How Does the Federal Government Investigate PPP, SBA, and EIDL Loan Fraud?
Fraud schemes are more complex than ever. The sole reason for major fraudulent crimes involving small businesses or individual activity is purely monetary. Whether it’s to protect assets like property, secure finances, or increase advantage, financial gain is the main motive behind these acts of embezzlement. Unfortunately, business owners partaking in illegal actions find themselves at the dismay of the federal government. Scams such as these can destroy corporations and families leaving individuals with the burden of bankruptcy or penalized for crimes they took no part in. The FBI takes SBA, PPP, and EIDL loan fraud very seriously. Any discovered false statements or deceitful intentions on these applications cause a violation of trust between the borrower and the lender. The federal government investigates simple and complex cases, partnering with organizations such as the IRS, law enforcement agencies, the treasury department, and more to narrow down on illegal crimes.
What Is the Business for the Loan?
Due to the complexities of the pandemic, the federal government disbursed loan funds to provide immediate relief for business owners who applied for an SBA, PPP, or EIDL loan.
The unprecedented circumstances made it easier to secure these funds faster than the duration of a traditional business loan. Recent criminal cases involved groups or individuals claiming they owned a business, yet used the funds to buy expensive lavish objects for personal gain. The Small Business Administration (SBA) classifies a small business based on a size standard of 500 employees or less. Business endeavors are categorized based on production, yearly revenue, communication, wholesale, transportation, inventory, and more. Using these factors as a foundation to determine a legitimate business, the FBI investigates heavily into scams and schemes from patrons attempting to take advantage of government capital.

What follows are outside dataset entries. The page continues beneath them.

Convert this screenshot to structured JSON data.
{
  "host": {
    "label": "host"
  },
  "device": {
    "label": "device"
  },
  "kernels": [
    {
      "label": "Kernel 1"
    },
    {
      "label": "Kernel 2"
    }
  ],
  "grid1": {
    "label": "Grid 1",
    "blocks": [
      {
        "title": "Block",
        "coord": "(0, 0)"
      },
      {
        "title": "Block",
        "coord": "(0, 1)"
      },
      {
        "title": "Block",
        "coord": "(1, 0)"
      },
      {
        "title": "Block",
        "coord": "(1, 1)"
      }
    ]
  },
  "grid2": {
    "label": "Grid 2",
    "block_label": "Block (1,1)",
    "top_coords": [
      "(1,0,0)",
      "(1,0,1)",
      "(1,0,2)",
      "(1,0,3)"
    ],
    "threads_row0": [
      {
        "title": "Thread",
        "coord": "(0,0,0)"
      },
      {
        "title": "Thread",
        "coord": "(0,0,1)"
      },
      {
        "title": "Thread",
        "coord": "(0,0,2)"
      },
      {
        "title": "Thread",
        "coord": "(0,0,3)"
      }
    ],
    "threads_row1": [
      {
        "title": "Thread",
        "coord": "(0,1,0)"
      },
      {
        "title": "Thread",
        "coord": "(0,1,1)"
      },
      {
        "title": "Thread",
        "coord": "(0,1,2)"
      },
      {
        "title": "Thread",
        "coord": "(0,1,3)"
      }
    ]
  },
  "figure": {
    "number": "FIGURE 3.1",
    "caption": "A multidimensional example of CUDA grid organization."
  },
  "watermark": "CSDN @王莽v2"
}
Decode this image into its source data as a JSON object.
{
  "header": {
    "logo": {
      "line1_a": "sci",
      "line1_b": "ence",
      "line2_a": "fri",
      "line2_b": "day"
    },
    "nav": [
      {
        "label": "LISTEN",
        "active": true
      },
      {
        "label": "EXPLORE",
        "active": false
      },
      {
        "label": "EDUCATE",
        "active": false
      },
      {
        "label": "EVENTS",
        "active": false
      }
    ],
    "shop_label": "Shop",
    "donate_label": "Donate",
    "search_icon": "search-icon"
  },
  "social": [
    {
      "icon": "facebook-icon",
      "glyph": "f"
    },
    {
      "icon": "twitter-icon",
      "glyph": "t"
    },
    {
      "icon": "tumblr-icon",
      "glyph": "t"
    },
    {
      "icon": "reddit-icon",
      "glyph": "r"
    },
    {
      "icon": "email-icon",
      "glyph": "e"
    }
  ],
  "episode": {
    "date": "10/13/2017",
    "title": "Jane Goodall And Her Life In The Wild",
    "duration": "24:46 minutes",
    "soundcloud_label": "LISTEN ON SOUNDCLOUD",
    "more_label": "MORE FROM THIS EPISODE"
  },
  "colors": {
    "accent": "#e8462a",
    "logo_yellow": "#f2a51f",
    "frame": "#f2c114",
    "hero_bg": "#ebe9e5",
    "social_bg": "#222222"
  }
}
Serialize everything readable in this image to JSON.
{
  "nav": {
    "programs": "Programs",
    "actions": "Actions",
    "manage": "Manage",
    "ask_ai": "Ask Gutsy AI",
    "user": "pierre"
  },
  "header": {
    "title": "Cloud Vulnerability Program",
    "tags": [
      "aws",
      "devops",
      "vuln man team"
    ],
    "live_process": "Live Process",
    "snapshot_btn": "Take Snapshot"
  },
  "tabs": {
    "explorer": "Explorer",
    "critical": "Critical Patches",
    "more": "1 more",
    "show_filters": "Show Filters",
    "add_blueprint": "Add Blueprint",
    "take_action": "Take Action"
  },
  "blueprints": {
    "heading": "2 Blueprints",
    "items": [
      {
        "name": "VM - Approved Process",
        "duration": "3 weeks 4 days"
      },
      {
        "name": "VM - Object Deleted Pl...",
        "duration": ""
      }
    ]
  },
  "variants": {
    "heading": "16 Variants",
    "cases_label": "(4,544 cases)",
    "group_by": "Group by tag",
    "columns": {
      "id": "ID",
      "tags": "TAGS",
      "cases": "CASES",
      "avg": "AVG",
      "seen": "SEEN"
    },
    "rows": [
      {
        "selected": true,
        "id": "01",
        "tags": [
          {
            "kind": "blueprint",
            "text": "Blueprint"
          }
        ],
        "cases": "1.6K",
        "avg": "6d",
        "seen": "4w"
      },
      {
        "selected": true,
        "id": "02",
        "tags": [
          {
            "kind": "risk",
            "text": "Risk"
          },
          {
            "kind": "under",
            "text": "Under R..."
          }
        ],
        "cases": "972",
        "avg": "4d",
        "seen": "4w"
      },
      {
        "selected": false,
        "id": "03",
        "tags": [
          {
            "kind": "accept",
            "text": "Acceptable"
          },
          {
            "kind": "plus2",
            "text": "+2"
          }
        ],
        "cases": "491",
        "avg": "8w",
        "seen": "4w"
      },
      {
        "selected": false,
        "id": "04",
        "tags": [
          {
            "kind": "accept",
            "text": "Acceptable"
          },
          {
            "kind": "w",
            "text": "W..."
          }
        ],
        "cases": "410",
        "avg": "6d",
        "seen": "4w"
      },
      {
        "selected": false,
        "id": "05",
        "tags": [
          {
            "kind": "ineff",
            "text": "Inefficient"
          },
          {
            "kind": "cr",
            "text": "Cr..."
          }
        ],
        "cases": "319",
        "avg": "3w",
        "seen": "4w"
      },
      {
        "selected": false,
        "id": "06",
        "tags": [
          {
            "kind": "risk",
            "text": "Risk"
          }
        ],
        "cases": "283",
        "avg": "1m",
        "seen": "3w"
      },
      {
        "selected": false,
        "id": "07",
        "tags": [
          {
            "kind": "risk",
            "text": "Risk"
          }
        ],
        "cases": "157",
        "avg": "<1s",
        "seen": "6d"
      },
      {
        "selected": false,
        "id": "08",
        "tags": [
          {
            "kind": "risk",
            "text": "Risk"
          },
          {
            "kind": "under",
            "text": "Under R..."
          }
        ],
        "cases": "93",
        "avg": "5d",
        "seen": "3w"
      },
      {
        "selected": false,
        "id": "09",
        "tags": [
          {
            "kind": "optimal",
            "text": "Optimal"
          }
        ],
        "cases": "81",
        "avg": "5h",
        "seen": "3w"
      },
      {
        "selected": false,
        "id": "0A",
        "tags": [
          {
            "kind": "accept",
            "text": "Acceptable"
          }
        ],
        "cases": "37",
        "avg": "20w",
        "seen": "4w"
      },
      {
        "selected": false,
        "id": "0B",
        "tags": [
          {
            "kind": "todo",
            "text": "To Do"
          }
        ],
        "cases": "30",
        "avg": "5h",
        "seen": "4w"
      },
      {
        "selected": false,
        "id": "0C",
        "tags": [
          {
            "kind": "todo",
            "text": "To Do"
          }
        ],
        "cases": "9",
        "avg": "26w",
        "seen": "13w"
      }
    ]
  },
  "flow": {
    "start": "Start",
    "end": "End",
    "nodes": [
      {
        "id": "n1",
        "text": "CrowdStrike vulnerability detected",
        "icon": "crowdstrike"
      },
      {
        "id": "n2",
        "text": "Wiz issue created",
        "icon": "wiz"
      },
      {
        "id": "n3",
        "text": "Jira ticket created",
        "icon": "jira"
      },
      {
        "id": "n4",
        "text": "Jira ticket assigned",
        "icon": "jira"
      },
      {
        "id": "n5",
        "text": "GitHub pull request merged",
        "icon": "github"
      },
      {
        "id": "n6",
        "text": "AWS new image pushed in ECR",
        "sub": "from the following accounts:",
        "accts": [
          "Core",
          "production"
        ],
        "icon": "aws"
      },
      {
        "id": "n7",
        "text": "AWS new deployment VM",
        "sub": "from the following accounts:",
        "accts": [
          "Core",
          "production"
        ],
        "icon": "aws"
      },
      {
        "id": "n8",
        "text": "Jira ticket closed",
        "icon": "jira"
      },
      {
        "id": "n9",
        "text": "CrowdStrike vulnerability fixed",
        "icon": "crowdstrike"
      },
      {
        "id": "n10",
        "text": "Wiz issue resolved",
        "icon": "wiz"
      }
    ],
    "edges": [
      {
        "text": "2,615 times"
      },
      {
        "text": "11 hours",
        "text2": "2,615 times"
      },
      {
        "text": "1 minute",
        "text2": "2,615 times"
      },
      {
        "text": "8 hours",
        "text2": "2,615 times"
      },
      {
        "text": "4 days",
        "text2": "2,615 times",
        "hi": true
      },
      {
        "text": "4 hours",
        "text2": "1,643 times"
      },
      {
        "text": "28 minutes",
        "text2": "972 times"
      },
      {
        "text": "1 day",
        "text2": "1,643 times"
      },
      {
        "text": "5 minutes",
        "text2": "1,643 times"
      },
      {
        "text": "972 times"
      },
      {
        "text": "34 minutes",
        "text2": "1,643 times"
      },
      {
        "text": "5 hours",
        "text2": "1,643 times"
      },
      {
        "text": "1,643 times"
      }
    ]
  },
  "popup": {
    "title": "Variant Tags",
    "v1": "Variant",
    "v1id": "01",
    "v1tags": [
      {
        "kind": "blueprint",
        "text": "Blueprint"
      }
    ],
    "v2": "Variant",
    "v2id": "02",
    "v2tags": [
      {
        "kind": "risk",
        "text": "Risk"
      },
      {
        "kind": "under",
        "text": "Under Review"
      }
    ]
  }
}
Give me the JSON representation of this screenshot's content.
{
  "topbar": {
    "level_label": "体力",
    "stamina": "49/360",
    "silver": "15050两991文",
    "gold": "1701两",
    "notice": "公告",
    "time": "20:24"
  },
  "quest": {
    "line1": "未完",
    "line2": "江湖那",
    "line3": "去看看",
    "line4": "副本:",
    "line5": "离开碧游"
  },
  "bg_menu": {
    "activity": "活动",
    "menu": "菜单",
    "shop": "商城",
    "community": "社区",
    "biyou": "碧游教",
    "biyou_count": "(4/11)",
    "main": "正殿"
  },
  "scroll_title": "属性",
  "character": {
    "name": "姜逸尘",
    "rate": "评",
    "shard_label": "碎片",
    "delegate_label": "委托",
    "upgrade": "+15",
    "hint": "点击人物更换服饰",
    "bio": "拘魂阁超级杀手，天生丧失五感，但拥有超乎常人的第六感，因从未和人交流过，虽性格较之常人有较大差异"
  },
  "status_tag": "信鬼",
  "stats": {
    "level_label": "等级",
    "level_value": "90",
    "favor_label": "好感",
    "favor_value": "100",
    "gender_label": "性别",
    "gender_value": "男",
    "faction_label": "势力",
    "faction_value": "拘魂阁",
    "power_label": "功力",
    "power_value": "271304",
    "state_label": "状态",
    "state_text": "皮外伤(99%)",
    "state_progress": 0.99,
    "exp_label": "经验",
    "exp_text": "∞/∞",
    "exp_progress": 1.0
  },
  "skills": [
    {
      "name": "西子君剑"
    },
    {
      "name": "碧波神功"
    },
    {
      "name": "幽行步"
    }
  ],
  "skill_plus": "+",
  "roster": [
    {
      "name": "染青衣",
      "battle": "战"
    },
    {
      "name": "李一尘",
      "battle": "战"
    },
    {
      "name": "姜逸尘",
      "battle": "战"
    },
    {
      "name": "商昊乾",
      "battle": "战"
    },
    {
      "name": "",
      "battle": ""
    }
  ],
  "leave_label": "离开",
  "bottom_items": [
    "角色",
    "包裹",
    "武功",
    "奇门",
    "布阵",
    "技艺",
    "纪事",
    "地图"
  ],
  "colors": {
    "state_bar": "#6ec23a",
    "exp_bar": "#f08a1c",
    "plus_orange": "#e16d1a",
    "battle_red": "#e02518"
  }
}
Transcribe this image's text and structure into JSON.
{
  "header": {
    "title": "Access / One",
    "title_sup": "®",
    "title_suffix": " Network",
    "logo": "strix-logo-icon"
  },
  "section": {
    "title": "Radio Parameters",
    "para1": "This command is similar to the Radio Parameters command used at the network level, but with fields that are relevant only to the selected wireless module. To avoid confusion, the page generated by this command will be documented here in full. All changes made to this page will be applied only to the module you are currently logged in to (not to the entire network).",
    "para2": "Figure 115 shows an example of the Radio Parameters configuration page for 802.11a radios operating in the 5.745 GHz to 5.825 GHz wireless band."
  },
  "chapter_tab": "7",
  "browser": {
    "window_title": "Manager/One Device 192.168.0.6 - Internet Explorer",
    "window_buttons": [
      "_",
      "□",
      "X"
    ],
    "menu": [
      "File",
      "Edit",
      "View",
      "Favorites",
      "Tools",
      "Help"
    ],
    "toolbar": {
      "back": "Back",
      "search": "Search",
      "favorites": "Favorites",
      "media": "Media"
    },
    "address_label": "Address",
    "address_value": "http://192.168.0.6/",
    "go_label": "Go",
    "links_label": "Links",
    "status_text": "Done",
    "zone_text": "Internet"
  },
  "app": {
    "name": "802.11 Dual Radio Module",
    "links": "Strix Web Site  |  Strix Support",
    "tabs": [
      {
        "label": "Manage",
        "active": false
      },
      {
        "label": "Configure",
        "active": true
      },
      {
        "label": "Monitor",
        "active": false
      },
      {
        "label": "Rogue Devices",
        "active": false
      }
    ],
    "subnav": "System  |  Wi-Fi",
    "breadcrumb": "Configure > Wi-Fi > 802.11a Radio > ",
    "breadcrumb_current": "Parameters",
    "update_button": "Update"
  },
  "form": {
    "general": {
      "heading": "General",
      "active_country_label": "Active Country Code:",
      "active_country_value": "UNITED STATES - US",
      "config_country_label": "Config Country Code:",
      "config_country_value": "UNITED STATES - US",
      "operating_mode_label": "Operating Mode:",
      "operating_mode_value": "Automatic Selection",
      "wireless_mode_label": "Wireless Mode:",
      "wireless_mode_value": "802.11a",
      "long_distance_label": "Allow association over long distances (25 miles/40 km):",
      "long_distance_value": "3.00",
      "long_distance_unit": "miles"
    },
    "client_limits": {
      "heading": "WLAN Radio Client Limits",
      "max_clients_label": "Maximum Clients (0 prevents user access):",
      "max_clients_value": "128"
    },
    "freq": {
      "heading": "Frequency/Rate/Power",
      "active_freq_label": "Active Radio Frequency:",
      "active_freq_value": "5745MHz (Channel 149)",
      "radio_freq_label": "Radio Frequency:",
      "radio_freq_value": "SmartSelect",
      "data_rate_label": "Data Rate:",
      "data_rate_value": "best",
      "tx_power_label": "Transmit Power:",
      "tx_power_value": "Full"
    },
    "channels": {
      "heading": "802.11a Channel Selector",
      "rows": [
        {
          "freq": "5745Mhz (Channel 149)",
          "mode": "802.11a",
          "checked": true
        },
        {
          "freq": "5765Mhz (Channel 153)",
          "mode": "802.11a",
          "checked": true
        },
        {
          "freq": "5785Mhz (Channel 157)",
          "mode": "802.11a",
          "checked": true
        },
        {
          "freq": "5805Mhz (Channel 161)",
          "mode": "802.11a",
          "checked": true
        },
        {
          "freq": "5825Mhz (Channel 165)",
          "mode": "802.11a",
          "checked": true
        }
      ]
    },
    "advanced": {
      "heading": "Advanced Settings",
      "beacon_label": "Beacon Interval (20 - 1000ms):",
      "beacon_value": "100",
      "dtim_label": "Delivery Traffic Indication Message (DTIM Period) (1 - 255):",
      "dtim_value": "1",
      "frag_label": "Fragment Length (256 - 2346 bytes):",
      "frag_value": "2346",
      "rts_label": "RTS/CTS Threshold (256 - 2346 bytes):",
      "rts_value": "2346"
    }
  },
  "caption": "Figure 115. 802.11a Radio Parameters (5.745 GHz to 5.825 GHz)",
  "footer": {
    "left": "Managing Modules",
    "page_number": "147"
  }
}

How Is the Loan Being Used
Individuals who attempt to file for these loans must allocate the funds for the necessities, such as paying employees, bills, or covering rent. Certain SBA loans like the Paycheck Protection Program (PPP) allow executives to borrow up to $10 million in funding that is forgivable on the conditions that they do not lay off any employees and also re-hire ones that were laid off in the past. It can be used for salaries, debt, utilities, and more. Economic Injury Disaster Loan (EIDL) is designed to salvage businesses experiencing revenue loss due to natural disasters like hurricanes, floods, or the coronavirus. Administrations filing for an EIDL loan may borrow up to $2 million in funds with certain loan amounts requiring minimal interest or zero dollar repayment fees. EIDL loans do not have forgiveness programs but an applicant can receive an advance up to $10,000 that does not need to be repaid if they qualify. EIDL loans are strictly disposable towards lease payments, business mortgages, or payroll. The federal government thoroughly investigates each aspect of a business and what the loan is allocated towards. Honest business owners that use the assets for their intended purposes, avoiding illegal or conniving activity have nothing to fear if an audit arises.
Cares Act Investigations
In recent weeks, individuals who received public funding through the Cares Act or other economic relief programs have undergone investigations through the U.S. government cracking down on preparators attempting to swipe capital. At least 39 PPP fraud cases have surfaced with over $100 million stolen from federal aid. An example is a property manager from Walmart who received over $4million in PPP financing, stating that he had over 200 employees and his business began operation around February 15, 2020, which were one of the conditions to obtain the loan. An in-depth federal government investigation into the manager’s email records indicated false allegations about the employees and the date in which he set up the company. The stipulations of the Cares Act PPP states that borrowers must certify what the loan is intended for, the use and the repayment methods set in place. Funds are required to retain workers and continue business operations smoothly. The terms of the agreement certify that any unauthorized transactions for the loans will result in criminal prosecution.
SBA, PPP, and EIDL loans filed under false pretenses run the risk of criminal investigations. If your business receives a subpoena or government order, gathering all the required documents and strategizing a response is the best option. Following up with the information provided demonstrates accountability and may even lessen the penalties for fraudulent suspicion perceived by the federal government. If the borrower cannot repay the amount lent, the government can forcibly seize your business capital. Fines, asset liquidation, or imprisonment are all possibilities for SBA criminal punishment.
Contact An Attorney
Filing for a business loan is not as simple as it seems. With so many conditions and terms, any small mistake can pose a major threat to a borrower’s personal finances or business. If you are in a legal battle with the federal government over a PPP, SBA, or EIDL loan, contact the law offices of Vika Bajaj located in San Diego. Our attorneys are skilled at fighting federal cases and can assist you with beneficial options for your criminal case. Get in touch with one of our attorneys via free consultation today.